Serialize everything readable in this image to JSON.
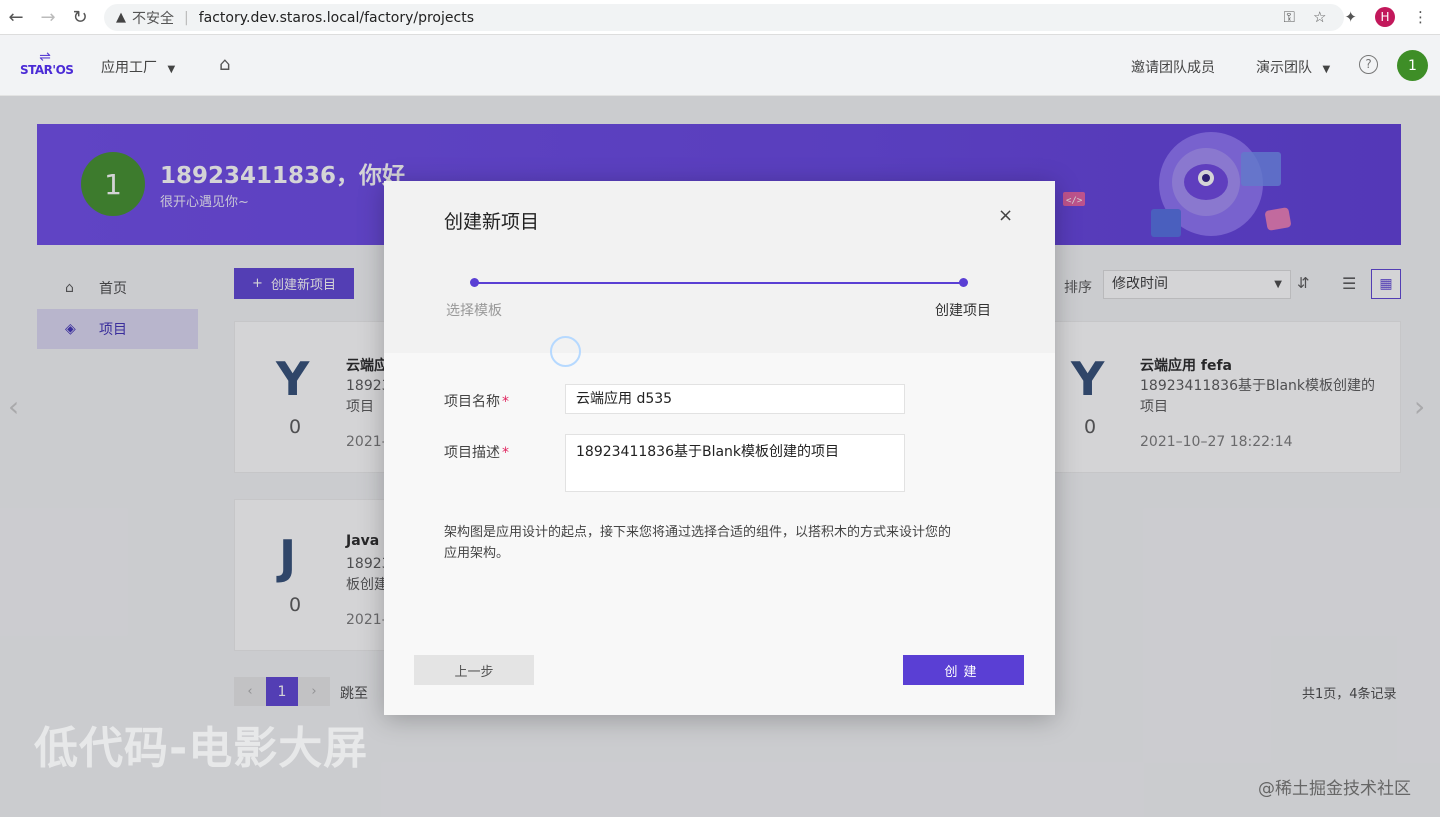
{
  "browser": {
    "insecure_label": "不安全",
    "url": "factory.dev.staros.local/factory/projects",
    "profile_initial": "H"
  },
  "header": {
    "logo_text": "STAR'OS",
    "app_menu": "应用工厂",
    "invite": "邀请团队成员",
    "team": "演示团队",
    "help": "?",
    "avatar_initial": "1"
  },
  "banner": {
    "avatar_initial": "1",
    "greeting": "18923411836，你好",
    "subtitle": "很开心遇见你~"
  },
  "sidebar": {
    "items": [
      {
        "label": "首页",
        "icon": "home-icon"
      },
      {
        "label": "项目",
        "icon": "layers-icon"
      }
    ]
  },
  "toolbar": {
    "create_label": "创建新项目",
    "sort_label": "排序",
    "sort_value": "修改时间"
  },
  "cards": [
    {
      "letter": "Y",
      "count": "0",
      "title": "云端应",
      "desc1": "18923",
      "desc2": "项目",
      "date": "2021–"
    },
    {
      "letter": "Y",
      "count": "0",
      "title": "云端应用 fefa",
      "desc1": "18923411836基于Blank模板创建的",
      "desc2": "项目",
      "date": "2021–10–27 18:22:14"
    },
    {
      "letter": "J",
      "count": "0",
      "title": "Java -",
      "desc1": "18923",
      "desc2": "板创建",
      "date": "2021–"
    }
  ],
  "pagination": {
    "current": "1",
    "jump_label": "跳至",
    "total": "共1页，4条记录"
  },
  "modal": {
    "title": "创建新项目",
    "close": "×",
    "step1": "选择模板",
    "step2": "创建项目",
    "name_label": "项目名称",
    "name_value": "云端应用 d535",
    "desc_label": "项目描述",
    "desc_value": "18923411836基于Blank模板创建的项目",
    "required_mark": "*",
    "info_line1": "架构图是应用设计的起点，接下来您将通过选择合适的组件，以搭积木的方式来设计您的",
    "info_line2": "应用架构。",
    "prev_label": "上一步",
    "create_label": "创建"
  },
  "watermark": "低代码-电影大屏",
  "source_watermark": "@稀土掘金技术社区",
  "colors": {
    "accent": "#5a3fd4",
    "avatar": "#3e8e27"
  }
}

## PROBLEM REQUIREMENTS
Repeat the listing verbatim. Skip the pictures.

## ANSWER BOX
Serialize everything readable in this image to JSON.
{
  "browser": {
    "insecure_label": "不安全",
    "url": "factory.dev.staros.local/factory/projects",
    "profile_initial": "H"
  },
  "header": {
    "logo_text": "STAR'OS",
    "app_menu": "应用工厂",
    "invite": "邀请团队成员",
    "team": "演示团队",
    "help": "?",
    "avatar_initial": "1"
  },
  "banner": {
    "avatar_initial": "1",
    "greeting": "18923411836，你好",
    "subtitle": "很开心遇见你~"
  },
  "sidebar": {
    "items": [
      {
        "label": "首页",
        "icon": "home-icon"
      },
      {
        "label": "项目",
        "icon": "layers-icon"
      }
    ]
  },
  "toolbar": {
    "create_label": "创建新项目",
    "sort_label": "排序",
    "sort_value": "修改时间"
  },
  "cards": [
    {
      "letter": "Y",
      "count": "0",
      "title": "云端应",
      "desc1": "18923",
      "desc2": "项目",
      "date": "2021–"
    },
    {
      "letter": "Y",
      "count": "0",
      "title": "云端应用 fefa",
      "desc1": "18923411836基于Blank模板创建的",
      "desc2": "项目",
      "date": "2021–10–27 18:22:14"
    },
    {
      "letter": "J",
      "count": "0",
      "title": "Java -",
      "desc1": "18923",
      "desc2": "板创建",
      "date": "2021–"
    }
  ],
  "pagination": {
    "current": "1",
    "jump_label": "跳至",
    "total": "共1页，4条记录"
  },
  "modal": {
    "title": "创建新项目",
    "close": "×",
    "step1": "选择模板",
    "step2": "创建项目",
    "name_label": "项目名称",
    "name_value": "云端应用 d535",
    "desc_label": "项目描述",
    "desc_value": "18923411836基于Blank模板创建的项目",
    "required_mark": "*",
    "info_line1": "架构图是应用设计的起点，接下来您将通过选择合适的组件，以搭积木的方式来设计您的",
    "info_line2": "应用架构。",
    "prev_label": "上一步",
    "create_label": "创建"
  },
  "watermark": "低代码-电影大屏",
  "source_watermark": "@稀土掘金技术社区",
  "colors": {
    "accent": "#5a3fd4",
    "avatar": "#3e8e27"
  }
}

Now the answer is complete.